╭─ RECORDS PROVIDED
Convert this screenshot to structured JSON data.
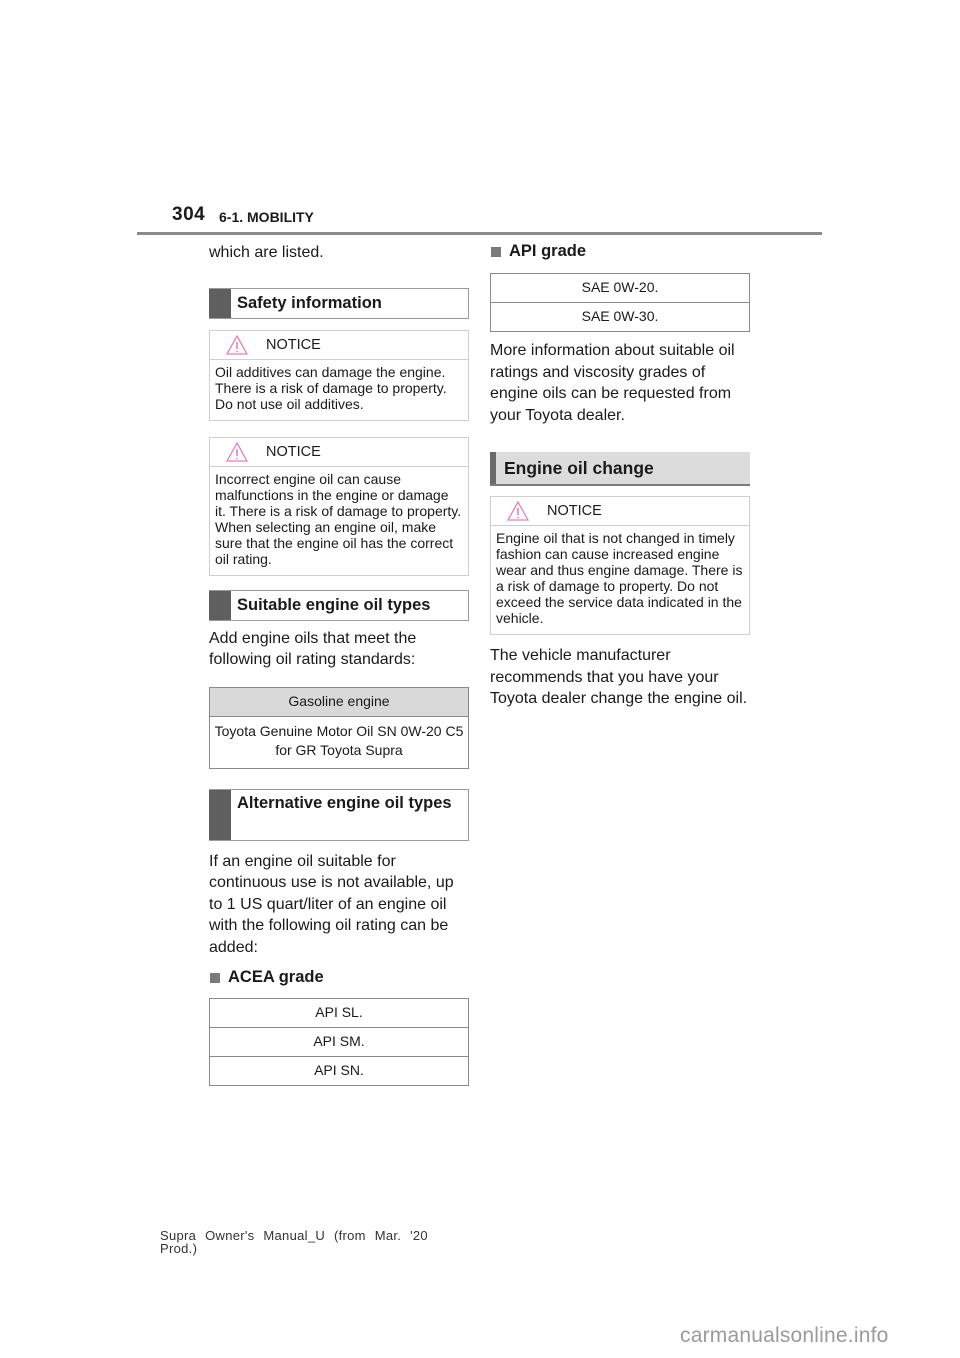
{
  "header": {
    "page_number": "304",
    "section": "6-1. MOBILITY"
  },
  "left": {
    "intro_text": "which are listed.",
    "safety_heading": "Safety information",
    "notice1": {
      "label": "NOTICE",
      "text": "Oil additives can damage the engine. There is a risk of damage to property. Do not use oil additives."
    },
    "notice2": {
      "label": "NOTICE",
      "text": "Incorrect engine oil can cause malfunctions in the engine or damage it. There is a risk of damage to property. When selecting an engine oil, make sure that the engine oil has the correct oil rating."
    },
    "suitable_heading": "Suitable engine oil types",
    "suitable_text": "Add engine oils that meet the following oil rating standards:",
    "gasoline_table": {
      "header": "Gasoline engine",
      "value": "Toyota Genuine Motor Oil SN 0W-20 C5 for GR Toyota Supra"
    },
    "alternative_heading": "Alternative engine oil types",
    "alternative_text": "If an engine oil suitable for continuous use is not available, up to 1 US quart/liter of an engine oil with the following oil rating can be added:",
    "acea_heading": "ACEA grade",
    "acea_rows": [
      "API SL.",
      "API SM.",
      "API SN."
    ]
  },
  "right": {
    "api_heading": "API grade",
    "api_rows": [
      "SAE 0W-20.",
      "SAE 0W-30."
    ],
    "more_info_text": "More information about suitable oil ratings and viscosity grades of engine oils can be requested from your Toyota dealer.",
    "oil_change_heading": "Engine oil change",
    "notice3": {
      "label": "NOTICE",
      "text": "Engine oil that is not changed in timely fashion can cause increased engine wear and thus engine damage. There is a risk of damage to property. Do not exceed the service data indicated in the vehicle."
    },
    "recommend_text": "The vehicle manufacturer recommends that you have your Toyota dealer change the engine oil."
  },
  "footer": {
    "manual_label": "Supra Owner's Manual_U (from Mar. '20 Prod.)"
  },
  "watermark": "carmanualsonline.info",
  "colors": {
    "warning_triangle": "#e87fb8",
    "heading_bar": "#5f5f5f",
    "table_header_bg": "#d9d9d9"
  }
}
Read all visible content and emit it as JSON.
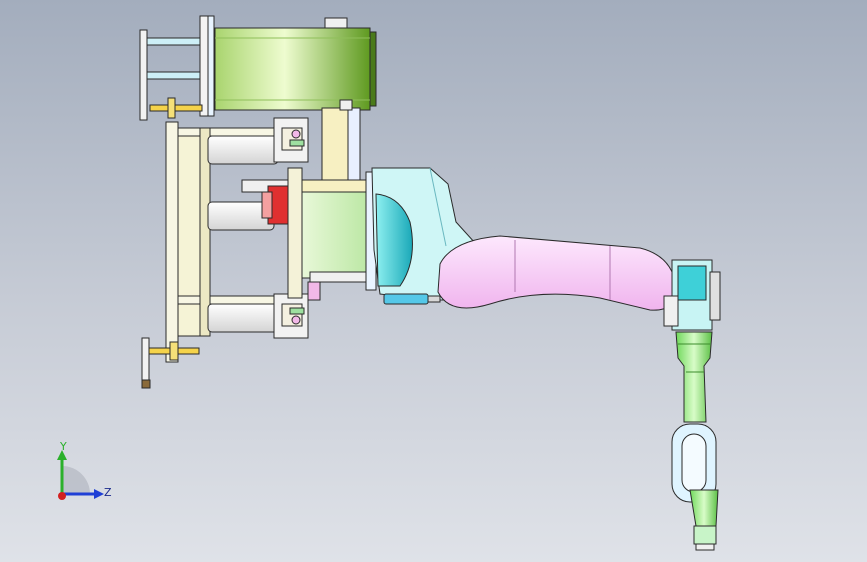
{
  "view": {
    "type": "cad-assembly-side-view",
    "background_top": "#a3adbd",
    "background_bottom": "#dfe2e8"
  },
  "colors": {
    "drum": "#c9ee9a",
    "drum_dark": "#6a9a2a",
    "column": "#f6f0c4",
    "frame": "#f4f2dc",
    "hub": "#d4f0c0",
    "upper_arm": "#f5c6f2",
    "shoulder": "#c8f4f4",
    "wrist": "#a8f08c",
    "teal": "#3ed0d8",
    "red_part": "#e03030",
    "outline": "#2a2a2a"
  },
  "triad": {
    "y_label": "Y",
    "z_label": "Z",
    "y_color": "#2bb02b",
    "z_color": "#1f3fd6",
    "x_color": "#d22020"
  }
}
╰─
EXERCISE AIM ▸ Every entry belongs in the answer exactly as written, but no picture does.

RESPONSE AREA ▸
Convert this screenshot to structured JSON data.
{
  "header": {
    "page_number": "304",
    "section": "6-1. MOBILITY"
  },
  "left": {
    "intro_text": "which are listed.",
    "safety_heading": "Safety information",
    "notice1": {
      "label": "NOTICE",
      "text": "Oil additives can damage the engine. There is a risk of damage to property. Do not use oil additives."
    },
    "notice2": {
      "label": "NOTICE",
      "text": "Incorrect engine oil can cause malfunctions in the engine or damage it. There is a risk of damage to property. When selecting an engine oil, make sure that the engine oil has the correct oil rating."
    },
    "suitable_heading": "Suitable engine oil types",
    "suitable_text": "Add engine oils that meet the following oil rating standards:",
    "gasoline_table": {
      "header": "Gasoline engine",
      "value": "Toyota Genuine Motor Oil SN 0W-20 C5 for GR Toyota Supra"
    },
    "alternative_heading": "Alternative engine oil types",
    "alternative_text": "If an engine oil suitable for continuous use is not available, up to 1 US quart/liter of an engine oil with the following oil rating can be added:",
    "acea_heading": "ACEA grade",
    "acea_rows": [
      "API SL.",
      "API SM.",
      "API SN."
    ]
  },
  "right": {
    "api_heading": "API grade",
    "api_rows": [
      "SAE 0W-20.",
      "SAE 0W-30."
    ],
    "more_info_text": "More information about suitable oil ratings and viscosity grades of engine oils can be requested from your Toyota dealer.",
    "oil_change_heading": "Engine oil change",
    "notice3": {
      "label": "NOTICE",
      "text": "Engine oil that is not changed in timely fashion can cause increased engine wear and thus engine damage. There is a risk of damage to property. Do not exceed the service data indicated in the vehicle."
    },
    "recommend_text": "The vehicle manufacturer recommends that you have your Toyota dealer change the engine oil."
  },
  "footer": {
    "manual_label": "Supra Owner's Manual_U (from Mar. '20 Prod.)"
  },
  "watermark": "carmanualsonline.info",
  "colors": {
    "warning_triangle": "#e87fb8",
    "heading_bar": "#5f5f5f",
    "table_header_bg": "#d9d9d9"
  }
}
Read all visible content and emit it as JSON.
{
  "view": {
    "type": "cad-assembly-side-view",
    "background_top": "#a3adbd",
    "background_bottom": "#dfe2e8"
  },
  "colors": {
    "drum": "#c9ee9a",
    "drum_dark": "#6a9a2a",
    "column": "#f6f0c4",
    "frame": "#f4f2dc",
    "hub": "#d4f0c0",
    "upper_arm": "#f5c6f2",
    "shoulder": "#c8f4f4",
    "wrist": "#a8f08c",
    "teal": "#3ed0d8",
    "red_part": "#e03030",
    "outline": "#2a2a2a"
  },
  "triad": {
    "y_label": "Y",
    "z_label": "Z",
    "y_color": "#2bb02b",
    "z_color": "#1f3fd6",
    "x_color": "#d22020"
  }
}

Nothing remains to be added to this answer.